**Supplied data**.
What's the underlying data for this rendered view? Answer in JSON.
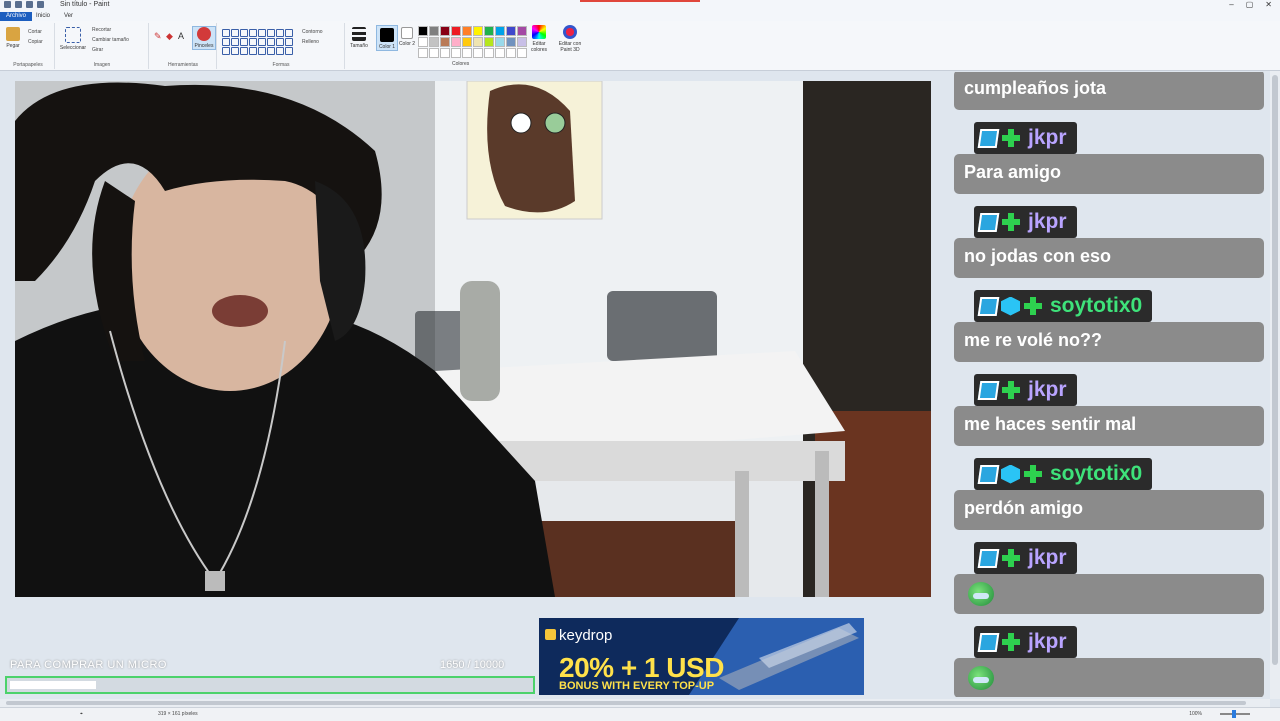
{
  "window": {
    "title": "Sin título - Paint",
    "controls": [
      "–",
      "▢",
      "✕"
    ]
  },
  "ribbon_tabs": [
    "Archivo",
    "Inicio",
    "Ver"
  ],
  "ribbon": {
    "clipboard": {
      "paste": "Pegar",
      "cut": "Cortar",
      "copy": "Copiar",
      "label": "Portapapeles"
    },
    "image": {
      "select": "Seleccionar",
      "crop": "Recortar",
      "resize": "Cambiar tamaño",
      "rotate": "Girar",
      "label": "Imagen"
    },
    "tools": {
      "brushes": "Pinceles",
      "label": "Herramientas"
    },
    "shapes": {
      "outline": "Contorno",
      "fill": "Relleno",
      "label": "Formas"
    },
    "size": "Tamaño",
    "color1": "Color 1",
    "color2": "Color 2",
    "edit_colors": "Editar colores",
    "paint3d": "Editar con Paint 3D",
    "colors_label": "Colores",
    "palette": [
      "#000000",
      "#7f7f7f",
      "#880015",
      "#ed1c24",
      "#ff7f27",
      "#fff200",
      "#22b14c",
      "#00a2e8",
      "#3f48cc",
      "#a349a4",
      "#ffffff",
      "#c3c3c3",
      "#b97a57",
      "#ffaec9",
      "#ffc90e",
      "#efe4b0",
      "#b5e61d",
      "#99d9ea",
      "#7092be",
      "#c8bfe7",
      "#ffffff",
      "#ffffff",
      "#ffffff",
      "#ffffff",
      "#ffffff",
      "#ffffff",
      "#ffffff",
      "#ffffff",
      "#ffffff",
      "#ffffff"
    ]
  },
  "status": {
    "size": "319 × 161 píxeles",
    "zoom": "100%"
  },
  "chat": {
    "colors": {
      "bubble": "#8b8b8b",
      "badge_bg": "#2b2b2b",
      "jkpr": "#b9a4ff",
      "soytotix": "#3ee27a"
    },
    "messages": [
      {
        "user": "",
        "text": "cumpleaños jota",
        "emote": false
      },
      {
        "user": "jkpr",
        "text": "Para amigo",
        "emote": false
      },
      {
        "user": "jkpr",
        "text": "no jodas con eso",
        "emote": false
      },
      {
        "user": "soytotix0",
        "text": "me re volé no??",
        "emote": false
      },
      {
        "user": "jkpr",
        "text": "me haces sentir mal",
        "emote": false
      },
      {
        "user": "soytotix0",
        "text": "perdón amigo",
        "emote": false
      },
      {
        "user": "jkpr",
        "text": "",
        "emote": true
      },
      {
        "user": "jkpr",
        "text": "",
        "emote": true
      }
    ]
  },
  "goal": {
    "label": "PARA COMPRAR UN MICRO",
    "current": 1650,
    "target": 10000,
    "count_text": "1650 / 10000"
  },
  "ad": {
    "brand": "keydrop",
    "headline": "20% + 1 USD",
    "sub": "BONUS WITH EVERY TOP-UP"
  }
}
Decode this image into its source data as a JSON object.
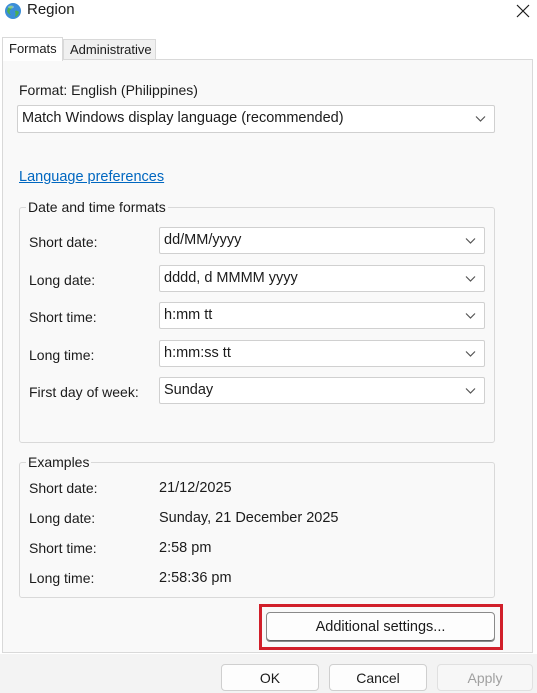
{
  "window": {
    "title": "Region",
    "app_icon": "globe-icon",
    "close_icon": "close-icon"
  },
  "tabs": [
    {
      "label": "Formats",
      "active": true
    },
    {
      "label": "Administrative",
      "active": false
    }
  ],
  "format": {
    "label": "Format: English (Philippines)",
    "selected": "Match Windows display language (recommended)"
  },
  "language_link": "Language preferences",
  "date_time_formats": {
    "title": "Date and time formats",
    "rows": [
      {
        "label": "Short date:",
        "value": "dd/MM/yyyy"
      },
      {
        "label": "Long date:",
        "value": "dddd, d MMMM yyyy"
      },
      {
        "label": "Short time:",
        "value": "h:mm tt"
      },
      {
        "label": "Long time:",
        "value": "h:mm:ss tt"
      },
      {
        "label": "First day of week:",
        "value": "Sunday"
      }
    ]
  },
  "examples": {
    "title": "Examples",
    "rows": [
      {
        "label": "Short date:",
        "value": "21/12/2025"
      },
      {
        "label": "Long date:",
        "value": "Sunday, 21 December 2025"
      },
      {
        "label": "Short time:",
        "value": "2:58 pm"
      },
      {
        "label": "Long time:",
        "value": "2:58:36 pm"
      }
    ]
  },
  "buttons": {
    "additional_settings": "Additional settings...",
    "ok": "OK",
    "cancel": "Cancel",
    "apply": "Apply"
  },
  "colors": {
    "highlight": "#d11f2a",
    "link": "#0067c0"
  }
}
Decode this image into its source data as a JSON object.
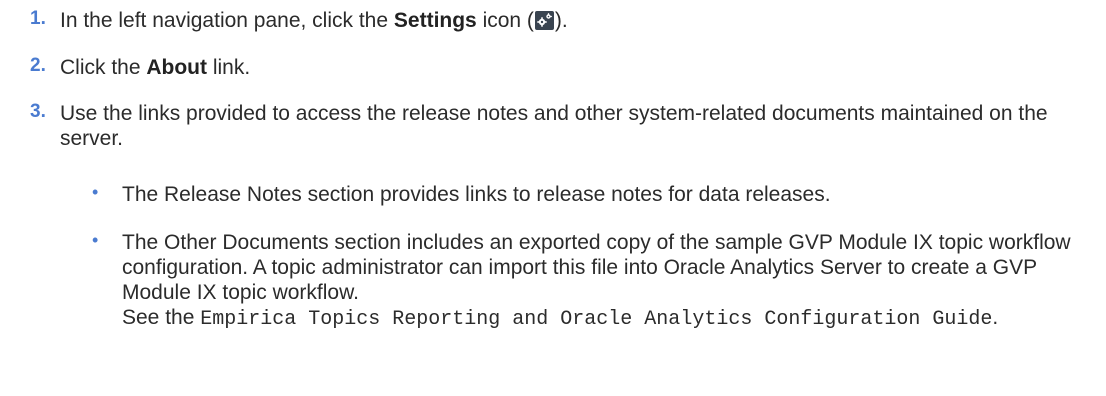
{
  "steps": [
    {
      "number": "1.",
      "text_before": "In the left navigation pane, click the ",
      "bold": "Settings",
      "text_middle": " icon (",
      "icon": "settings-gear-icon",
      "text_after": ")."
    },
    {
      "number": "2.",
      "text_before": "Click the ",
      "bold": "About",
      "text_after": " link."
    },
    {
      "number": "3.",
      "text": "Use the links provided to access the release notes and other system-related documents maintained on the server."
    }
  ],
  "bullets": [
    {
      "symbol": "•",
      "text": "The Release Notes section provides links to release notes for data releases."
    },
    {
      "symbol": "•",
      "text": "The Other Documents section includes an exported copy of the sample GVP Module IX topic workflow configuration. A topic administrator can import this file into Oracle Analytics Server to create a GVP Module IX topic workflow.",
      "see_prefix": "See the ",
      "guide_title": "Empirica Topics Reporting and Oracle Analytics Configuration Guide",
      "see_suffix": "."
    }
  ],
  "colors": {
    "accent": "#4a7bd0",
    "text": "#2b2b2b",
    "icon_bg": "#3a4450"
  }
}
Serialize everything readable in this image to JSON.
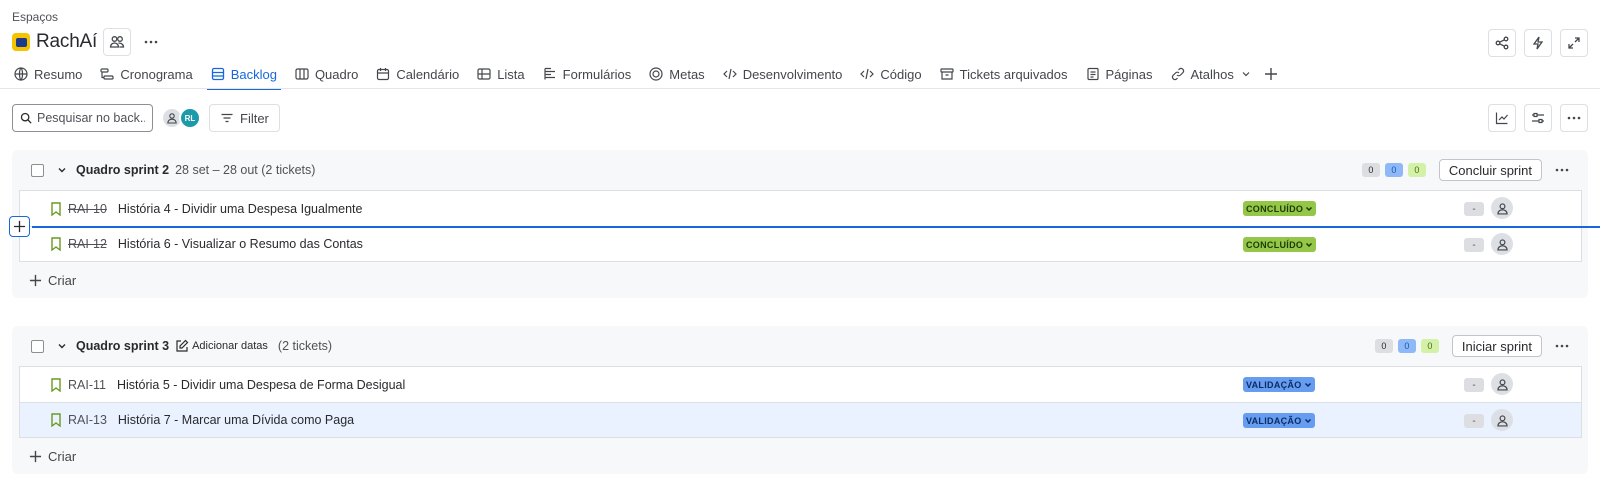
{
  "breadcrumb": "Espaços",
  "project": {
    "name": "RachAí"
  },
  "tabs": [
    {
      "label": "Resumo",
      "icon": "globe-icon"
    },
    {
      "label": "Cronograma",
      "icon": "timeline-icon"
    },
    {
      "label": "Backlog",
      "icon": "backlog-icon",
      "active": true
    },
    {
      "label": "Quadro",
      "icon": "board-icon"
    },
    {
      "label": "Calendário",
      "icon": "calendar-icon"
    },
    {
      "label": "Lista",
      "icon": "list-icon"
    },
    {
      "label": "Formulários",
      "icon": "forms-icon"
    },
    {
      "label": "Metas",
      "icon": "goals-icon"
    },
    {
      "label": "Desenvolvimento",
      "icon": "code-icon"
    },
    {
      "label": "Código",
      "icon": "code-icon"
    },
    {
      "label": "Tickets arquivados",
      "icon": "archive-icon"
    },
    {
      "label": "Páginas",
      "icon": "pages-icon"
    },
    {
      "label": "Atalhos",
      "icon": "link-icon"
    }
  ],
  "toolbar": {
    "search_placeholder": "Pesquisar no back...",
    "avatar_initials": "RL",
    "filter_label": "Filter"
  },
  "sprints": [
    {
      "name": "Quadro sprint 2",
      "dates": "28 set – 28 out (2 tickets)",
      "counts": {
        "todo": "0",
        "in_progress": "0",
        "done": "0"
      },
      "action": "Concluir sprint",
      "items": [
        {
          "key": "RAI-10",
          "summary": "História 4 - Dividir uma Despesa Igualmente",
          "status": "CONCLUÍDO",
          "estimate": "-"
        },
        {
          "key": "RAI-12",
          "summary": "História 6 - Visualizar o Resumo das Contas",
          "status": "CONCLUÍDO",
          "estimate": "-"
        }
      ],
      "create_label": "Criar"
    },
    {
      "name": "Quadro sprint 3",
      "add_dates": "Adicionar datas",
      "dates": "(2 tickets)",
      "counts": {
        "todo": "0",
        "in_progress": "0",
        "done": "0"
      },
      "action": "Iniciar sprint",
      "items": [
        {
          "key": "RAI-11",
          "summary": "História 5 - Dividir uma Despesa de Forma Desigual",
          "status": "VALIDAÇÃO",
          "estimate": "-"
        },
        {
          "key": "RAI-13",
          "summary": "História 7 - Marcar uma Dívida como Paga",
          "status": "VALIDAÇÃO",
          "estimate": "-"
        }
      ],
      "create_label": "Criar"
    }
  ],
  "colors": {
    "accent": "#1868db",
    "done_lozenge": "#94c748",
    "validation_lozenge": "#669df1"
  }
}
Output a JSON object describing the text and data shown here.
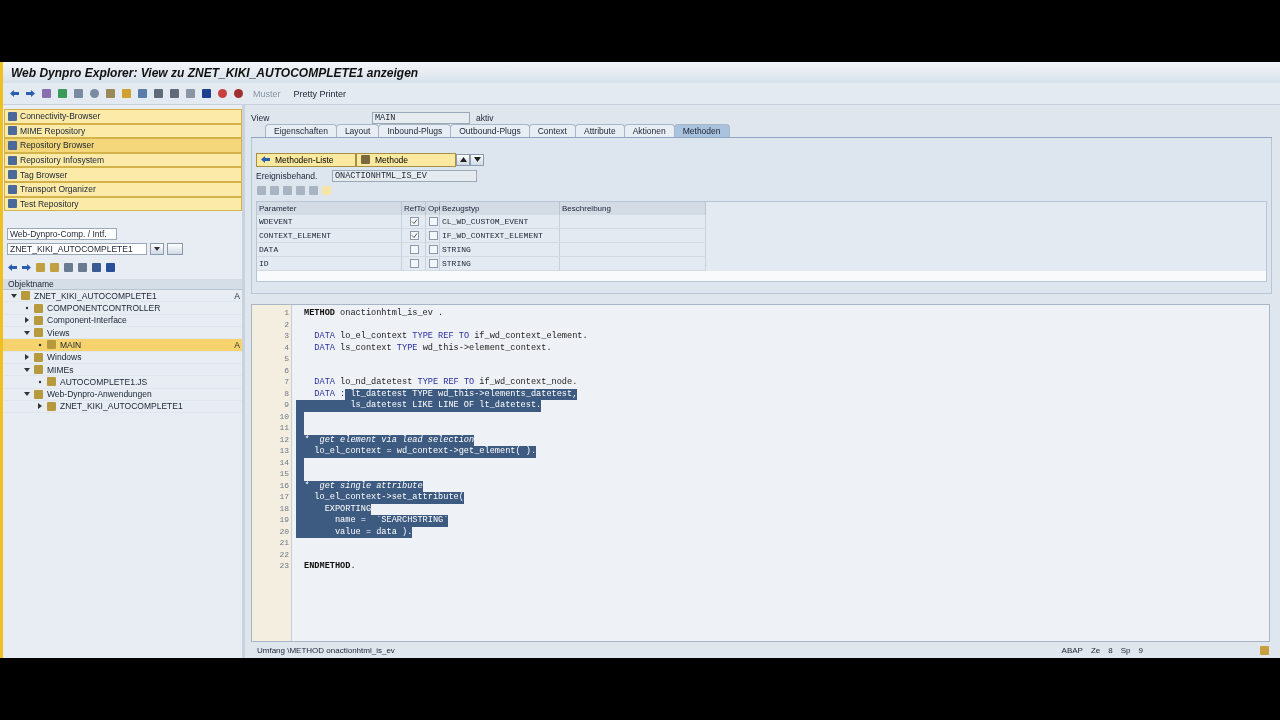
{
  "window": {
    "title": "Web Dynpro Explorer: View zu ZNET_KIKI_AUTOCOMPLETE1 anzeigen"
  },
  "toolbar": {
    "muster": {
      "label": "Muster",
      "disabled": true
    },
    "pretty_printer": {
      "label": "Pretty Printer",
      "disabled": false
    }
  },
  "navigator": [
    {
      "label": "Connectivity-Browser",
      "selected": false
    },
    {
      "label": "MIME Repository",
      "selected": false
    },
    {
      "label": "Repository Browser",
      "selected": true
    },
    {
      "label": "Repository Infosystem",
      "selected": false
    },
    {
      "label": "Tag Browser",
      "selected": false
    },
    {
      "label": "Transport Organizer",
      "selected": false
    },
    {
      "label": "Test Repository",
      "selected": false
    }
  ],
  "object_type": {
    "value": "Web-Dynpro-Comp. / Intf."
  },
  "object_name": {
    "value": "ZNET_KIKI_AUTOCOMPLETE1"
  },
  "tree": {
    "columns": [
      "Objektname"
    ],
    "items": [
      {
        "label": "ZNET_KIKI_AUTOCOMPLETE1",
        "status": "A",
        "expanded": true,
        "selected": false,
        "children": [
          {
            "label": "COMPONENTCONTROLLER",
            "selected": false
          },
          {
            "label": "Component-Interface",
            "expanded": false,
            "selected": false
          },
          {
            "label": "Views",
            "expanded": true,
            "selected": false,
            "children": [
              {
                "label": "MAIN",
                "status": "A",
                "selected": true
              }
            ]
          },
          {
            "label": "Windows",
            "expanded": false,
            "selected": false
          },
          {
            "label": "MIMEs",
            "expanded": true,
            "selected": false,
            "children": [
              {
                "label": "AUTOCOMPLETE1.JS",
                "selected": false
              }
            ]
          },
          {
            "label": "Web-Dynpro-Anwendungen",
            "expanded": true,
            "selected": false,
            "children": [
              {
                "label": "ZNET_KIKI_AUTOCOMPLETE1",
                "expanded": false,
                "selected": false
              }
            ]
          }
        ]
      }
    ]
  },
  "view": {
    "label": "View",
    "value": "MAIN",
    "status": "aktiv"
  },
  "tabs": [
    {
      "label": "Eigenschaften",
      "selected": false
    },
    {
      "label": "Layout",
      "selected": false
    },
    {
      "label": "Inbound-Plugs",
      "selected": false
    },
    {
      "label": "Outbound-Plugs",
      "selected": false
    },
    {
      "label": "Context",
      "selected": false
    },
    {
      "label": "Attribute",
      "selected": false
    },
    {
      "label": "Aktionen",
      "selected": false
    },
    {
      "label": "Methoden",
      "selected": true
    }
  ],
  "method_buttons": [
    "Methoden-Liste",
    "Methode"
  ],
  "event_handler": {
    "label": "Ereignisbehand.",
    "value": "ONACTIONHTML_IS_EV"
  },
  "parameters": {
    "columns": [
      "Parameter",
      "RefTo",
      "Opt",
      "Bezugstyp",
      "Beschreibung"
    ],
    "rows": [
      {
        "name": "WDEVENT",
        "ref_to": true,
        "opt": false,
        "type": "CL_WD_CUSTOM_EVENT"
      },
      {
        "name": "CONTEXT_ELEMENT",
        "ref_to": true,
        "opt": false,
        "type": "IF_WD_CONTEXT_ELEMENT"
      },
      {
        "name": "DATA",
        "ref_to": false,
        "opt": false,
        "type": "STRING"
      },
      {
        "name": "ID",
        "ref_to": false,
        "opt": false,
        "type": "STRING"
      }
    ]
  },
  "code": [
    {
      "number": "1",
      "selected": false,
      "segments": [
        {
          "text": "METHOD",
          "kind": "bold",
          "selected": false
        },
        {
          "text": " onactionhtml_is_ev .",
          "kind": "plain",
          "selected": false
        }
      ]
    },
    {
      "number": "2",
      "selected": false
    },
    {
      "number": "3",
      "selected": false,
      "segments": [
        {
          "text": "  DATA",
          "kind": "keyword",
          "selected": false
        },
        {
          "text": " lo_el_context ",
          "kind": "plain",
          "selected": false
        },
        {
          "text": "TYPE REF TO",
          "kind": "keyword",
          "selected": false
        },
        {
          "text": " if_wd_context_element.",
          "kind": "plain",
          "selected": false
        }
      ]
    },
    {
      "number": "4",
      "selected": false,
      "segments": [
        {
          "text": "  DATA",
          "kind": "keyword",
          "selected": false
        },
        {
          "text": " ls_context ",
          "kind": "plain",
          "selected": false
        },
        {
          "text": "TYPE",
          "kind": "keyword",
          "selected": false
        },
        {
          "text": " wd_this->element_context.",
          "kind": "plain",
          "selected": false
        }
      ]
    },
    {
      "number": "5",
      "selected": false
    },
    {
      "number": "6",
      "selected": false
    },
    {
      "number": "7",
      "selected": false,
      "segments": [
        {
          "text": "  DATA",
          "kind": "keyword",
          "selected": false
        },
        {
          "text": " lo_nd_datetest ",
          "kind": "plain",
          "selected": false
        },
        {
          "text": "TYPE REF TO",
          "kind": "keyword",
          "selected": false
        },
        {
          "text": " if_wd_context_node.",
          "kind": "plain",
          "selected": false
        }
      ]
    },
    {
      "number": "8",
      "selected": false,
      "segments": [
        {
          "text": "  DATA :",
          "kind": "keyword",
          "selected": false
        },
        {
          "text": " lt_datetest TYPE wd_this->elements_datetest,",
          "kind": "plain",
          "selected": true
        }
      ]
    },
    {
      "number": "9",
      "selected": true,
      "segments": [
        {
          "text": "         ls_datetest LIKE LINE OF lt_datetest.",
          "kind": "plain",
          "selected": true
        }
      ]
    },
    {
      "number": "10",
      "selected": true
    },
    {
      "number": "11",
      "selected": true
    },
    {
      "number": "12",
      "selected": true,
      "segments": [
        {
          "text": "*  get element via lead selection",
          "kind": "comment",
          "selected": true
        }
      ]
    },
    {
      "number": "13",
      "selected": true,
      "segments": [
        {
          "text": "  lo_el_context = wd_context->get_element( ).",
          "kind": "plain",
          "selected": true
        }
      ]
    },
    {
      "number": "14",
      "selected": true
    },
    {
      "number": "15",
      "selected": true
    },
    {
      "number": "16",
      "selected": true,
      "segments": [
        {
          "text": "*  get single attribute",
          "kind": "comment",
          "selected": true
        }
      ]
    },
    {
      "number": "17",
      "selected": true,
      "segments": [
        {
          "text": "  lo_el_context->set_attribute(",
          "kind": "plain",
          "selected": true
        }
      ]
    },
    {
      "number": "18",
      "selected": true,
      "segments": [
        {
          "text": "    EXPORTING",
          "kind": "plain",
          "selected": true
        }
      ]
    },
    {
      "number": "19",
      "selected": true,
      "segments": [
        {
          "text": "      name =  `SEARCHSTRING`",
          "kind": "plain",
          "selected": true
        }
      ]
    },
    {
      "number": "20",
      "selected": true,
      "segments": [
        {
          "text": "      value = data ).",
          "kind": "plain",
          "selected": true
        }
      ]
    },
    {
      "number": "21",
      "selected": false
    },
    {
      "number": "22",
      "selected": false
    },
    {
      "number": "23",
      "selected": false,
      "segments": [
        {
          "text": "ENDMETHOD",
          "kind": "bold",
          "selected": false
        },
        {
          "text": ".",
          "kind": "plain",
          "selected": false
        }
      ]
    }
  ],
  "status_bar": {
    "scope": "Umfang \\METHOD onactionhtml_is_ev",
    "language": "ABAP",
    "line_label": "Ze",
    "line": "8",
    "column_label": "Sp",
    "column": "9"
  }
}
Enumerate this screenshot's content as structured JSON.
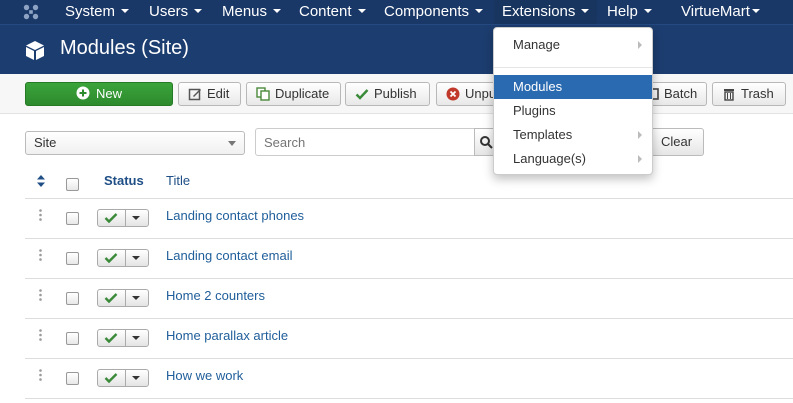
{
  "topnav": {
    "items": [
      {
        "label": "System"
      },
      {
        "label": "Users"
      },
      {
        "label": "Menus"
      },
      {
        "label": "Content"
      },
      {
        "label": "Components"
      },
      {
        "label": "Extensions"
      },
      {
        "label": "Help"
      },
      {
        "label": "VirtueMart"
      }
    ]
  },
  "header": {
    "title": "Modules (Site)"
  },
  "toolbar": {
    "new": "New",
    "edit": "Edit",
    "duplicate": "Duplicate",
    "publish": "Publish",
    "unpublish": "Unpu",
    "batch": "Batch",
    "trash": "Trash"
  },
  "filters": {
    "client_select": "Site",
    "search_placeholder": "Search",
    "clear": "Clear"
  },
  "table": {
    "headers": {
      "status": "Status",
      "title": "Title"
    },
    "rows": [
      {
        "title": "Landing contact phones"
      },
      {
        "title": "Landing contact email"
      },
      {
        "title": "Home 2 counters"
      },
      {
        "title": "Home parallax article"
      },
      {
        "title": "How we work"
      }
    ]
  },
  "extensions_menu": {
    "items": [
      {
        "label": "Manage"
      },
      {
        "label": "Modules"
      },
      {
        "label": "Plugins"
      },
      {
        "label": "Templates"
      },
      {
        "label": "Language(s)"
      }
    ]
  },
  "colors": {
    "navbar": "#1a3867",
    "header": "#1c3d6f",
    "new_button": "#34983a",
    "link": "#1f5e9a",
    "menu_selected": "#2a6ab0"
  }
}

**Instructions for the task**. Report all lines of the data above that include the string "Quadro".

**Response below**.
      "label": "Quadro",
      "name": "Quadro sprint 2",
      "name": "Quadro sprint 3",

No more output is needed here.